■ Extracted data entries
################

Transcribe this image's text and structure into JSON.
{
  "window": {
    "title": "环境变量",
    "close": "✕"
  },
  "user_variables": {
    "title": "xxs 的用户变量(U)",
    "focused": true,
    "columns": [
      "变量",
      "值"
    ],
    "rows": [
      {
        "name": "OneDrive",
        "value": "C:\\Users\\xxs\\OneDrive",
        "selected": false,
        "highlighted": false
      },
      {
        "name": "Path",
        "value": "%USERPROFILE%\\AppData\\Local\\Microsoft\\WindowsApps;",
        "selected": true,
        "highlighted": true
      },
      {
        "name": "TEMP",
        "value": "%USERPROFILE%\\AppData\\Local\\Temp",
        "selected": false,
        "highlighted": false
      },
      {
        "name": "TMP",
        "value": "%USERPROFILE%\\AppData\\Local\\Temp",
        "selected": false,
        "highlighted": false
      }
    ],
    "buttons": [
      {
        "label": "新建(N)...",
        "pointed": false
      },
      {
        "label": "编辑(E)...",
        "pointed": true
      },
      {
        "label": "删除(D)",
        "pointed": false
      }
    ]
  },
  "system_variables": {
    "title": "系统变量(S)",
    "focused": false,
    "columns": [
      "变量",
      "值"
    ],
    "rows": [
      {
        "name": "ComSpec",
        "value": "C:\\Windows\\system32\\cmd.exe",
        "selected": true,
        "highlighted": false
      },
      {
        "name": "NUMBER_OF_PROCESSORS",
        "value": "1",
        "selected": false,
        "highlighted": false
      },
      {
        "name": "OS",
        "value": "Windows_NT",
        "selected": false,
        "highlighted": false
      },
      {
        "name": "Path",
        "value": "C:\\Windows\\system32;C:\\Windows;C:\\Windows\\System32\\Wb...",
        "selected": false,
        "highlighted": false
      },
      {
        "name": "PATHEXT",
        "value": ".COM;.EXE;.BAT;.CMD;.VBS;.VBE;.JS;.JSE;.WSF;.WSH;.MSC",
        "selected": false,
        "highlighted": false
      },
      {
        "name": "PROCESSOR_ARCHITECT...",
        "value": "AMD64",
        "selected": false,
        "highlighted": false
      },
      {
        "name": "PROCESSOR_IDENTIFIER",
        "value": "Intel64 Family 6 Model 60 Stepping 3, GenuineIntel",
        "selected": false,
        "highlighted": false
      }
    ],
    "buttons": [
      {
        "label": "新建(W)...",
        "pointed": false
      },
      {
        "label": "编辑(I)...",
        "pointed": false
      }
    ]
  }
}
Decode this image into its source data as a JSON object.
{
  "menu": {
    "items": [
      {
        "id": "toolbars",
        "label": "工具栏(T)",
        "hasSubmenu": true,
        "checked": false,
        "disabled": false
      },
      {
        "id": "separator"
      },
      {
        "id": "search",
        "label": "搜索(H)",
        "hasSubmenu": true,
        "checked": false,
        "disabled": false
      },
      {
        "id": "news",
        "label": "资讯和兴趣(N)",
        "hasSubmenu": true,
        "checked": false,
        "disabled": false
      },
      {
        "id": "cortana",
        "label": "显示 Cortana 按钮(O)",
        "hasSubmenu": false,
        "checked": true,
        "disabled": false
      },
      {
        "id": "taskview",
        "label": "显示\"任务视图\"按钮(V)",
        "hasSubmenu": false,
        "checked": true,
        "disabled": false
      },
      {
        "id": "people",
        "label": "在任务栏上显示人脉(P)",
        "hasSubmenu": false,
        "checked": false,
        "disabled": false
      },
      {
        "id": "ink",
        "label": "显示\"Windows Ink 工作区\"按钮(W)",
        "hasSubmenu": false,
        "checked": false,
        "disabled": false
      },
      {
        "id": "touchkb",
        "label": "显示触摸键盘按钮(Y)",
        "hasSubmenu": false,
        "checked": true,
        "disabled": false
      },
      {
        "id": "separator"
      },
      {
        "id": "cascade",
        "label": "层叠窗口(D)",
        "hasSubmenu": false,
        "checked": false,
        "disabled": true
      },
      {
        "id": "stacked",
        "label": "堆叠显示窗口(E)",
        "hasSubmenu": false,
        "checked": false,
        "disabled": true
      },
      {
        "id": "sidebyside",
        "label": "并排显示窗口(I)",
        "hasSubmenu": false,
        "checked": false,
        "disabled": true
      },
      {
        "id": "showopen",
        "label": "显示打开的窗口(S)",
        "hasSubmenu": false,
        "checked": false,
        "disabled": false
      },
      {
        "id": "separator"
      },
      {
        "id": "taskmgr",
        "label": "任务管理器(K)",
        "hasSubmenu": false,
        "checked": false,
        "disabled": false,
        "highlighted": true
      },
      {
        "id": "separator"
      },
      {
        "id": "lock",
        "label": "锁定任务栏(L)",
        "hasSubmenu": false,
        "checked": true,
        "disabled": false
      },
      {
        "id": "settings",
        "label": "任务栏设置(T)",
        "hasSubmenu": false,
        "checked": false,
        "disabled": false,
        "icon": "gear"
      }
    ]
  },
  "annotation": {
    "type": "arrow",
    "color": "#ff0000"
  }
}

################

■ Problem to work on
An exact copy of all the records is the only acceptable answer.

■ Exercise result
Transcribe this image's text and structure into JSON.
{
  "window": {
    "title": "环境变量",
    "close": "✕"
  },
  "user_variables": {
    "title": "xxs 的用户变量(U)",
    "focused": true,
    "columns": [
      "变量",
      "值"
    ],
    "rows": [
      {
        "name": "OneDrive",
        "value": "C:\\Users\\xxs\\OneDrive",
        "selected": false,
        "highlighted": false
      },
      {
        "name": "Path",
        "value": "%USERPROFILE%\\AppData\\Local\\Microsoft\\WindowsApps;",
        "selected": true,
        "highlighted": true
      },
      {
        "name": "TEMP",
        "value": "%USERPROFILE%\\AppData\\Local\\Temp",
        "selected": false,
        "highlighted": false
      },
      {
        "name": "TMP",
        "value": "%USERPROFILE%\\AppData\\Local\\Temp",
        "selected": false,
        "highlighted": false
      }
    ],
    "buttons": [
      {
        "label": "新建(N)...",
        "pointed": false
      },
      {
        "label": "编辑(E)...",
        "pointed": true
      },
      {
        "label": "删除(D)",
        "pointed": false
      }
    ]
  },
  "system_variables": {
    "title": "系统变量(S)",
    "focused": false,
    "columns": [
      "变量",
      "值"
    ],
    "rows": [
      {
        "name": "ComSpec",
        "value": "C:\\Windows\\system32\\cmd.exe",
        "selected": true,
        "highlighted": false
      },
      {
        "name": "NUMBER_OF_PROCESSORS",
        "value": "1",
        "selected": false,
        "highlighted": false
      },
      {
        "name": "OS",
        "value": "Windows_NT",
        "selected": false,
        "highlighted": false
      },
      {
        "name": "Path",
        "value": "C:\\Windows\\system32;C:\\Windows;C:\\Windows\\System32\\Wb...",
        "selected": false,
        "highlighted": false
      },
      {
        "name": "PATHEXT",
        "value": ".COM;.EXE;.BAT;.CMD;.VBS;.VBE;.JS;.JSE;.WSF;.WSH;.MSC",
        "selected": false,
        "highlighted": false
      },
      {
        "name": "PROCESSOR_ARCHITECT...",
        "value": "AMD64",
        "selected": false,
        "highlighted": false
      },
      {
        "name": "PROCESSOR_IDENTIFIER",
        "value": "Intel64 Family 6 Model 60 Stepping 3, GenuineIntel",
        "selected": false,
        "highlighted": false
      }
    ],
    "buttons": [
      {
        "label": "新建(W)...",
        "pointed": false
      },
      {
        "label": "编辑(I)...",
        "pointed": false
      }
    ]
  }
}
Decode this image into its source data as a JSON object.
{
  "menu": {
    "items": [
      {
        "id": "toolbars",
        "label": "工具栏(T)",
        "hasSubmenu": true,
        "checked": false,
        "disabled": false
      },
      {
        "id": "separator"
      },
      {
        "id": "search",
        "label": "搜索(H)",
        "hasSubmenu": true,
        "checked": false,
        "disabled": false
      },
      {
        "id": "news",
        "label": "资讯和兴趣(N)",
        "hasSubmenu": true,
        "checked": false,
        "disabled": false
      },
      {
        "id": "cortana",
        "label": "显示 Cortana 按钮(O)",
        "hasSubmenu": false,
        "checked": true,
        "disabled": false
      },
      {
        "id": "taskview",
        "label": "显示\"任务视图\"按钮(V)",
        "hasSubmenu": false,
        "checked": true,
        "disabled": false
      },
      {
        "id": "people",
        "label": "在任务栏上显示人脉(P)",
        "hasSubmenu": false,
        "checked": false,
        "disabled": false
      },
      {
        "id": "ink",
        "label": "显示\"Windows Ink 工作区\"按钮(W)",
        "hasSubmenu": false,
        "checked": false,
        "disabled": false
      },
      {
        "id": "touchkb",
        "label": "显示触摸键盘按钮(Y)",
        "hasSubmenu": false,
        "checked": true,
        "disabled": false
      },
      {
        "id": "separator"
      },
      {
        "id": "cascade",
        "label": "层叠窗口(D)",
        "hasSubmenu": false,
        "checked": false,
        "disabled": true
      },
      {
        "id": "stacked",
        "label": "堆叠显示窗口(E)",
        "hasSubmenu": false,
        "checked": false,
        "disabled": true
      },
      {
        "id": "sidebyside",
        "label": "并排显示窗口(I)",
        "hasSubmenu": false,
        "checked": false,
        "disabled": true
      },
      {
        "id": "showopen",
        "label": "显示打开的窗口(S)",
        "hasSubmenu": false,
        "checked": false,
        "disabled": false
      },
      {
        "id": "separator"
      },
      {
        "id": "taskmgr",
        "label": "任务管理器(K)",
        "hasSubmenu": false,
        "checked": false,
        "disabled": false,
        "highlighted": true
      },
      {
        "id": "separator"
      },
      {
        "id": "lock",
        "label": "锁定任务栏(L)",
        "hasSubmenu": false,
        "checked": true,
        "disabled": false
      },
      {
        "id": "settings",
        "label": "任务栏设置(T)",
        "hasSubmenu": false,
        "checked": false,
        "disabled": false,
        "icon": "gear"
      }
    ]
  },
  "annotation": {
    "type": "arrow",
    "color": "#ff0000"
  }
}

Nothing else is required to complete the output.